An article recently surfaced teaching anyone how to build an audio Spy Bug. While spy gear has become increasingly affordable and available online and even in shopping malls, the ability to “custom build” devices is also on the rise. As a result, these devices are inexpensive to build and require no specialized training on the part of the spy. In the article we are discussing today, the author goes into great detail with a step-by-step guide to building a covert listening device. Click here to read the full article.

Transmitting Devices vs. Non-Transmitting Devices

Most people think that a listening device is something that transmits a signal to a listening post. The image of a team of spies in a nearby van or hotel room listening in comes to mind. While this is certainly possible in some cases, it is highly improbable in most. In the majority of situations we encounter, eavesdropping is a crime of opportunity. The object is usually to obtain situational information such as a specific private conversation, business meeting, or sales pitch.

This type of spying can prove safer for the perpetrator. First of all, there is no transmission from the device. Thus preventing a “TSCM Live Monitoring Sweep” from picking up an active Radio Frequency. Secondly, there is no device to be found after a meeting or conversation. The bug has been removed from the site. A recording bug stores its content onto a hard drive or SD card for easy removal and manipulation at a later time. A person savvy enough to build this type bug and to place it may also think about “shielding” it. Shielding is done to make the device harder to locate during a TSCM sweep. This is accomplished by placing the device into a container, usually metallic, that attempts to thwart the use of a non-linear junction detector like the ORION.

Finding A Hidden Non-Transmitting Device

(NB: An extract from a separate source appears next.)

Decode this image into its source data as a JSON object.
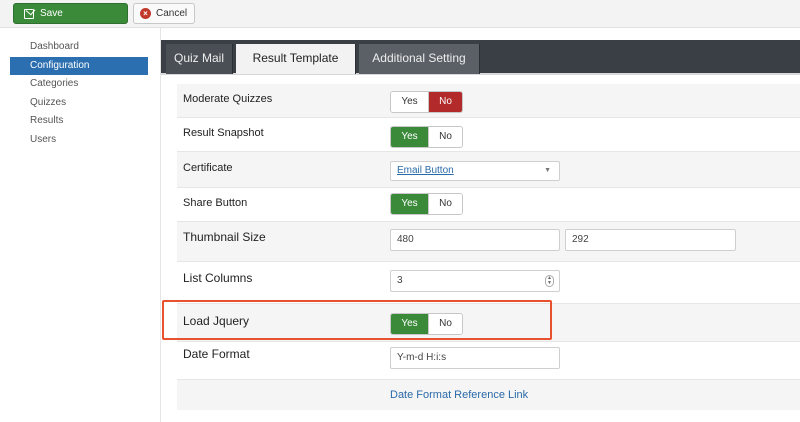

Locating covert devices involves many overlapping layers of physical search and electronic countermeasures detection. Due to the bug in this article not transmitting, an RF detector or Spectrum Analyzer, like the OSCOR Green, would be ineffective unless the spectrum analyzer picked up the processor frequency. Instead, the use of a thermal imaging device could locate the heat signature from the device and its power source. Secondly, a non-linear junction detector would be able to locate the device’s electronic components. Devices powered on, off, and even with dead batteries are located.

Perpetrators often miss the opportunity to retrieve their device. The non linear junction detector may have difficulty locating the device if the designer “shielded” it prior to installation. Lastly, a thorough physical search and examination of every object in a suspected area is conducted.

How To Protect Against Someone Building Mini Spy Bugs

A thorough TSCM sweep by a professionally trained technician, like Haminvestigations.com, is the best place to start. Additionally, sweeps of suspected areas prior to and directly after an event or meeting are essential. While this particular type of bug does not transmit a signal, others due. These types of bugs would be located through “Live Monitoring” during meetings. Ultimately, a person willing to spy on others will often be successful. Unfortunately, most “spying” has occurred and is only realized “after” the fact. Certainly being proactive is the better choice. If you or someone you know feels someone is watching, listening to, or following them, call Haminvestigations.com at 1(888) 386-6482 today to schedule a free consultation.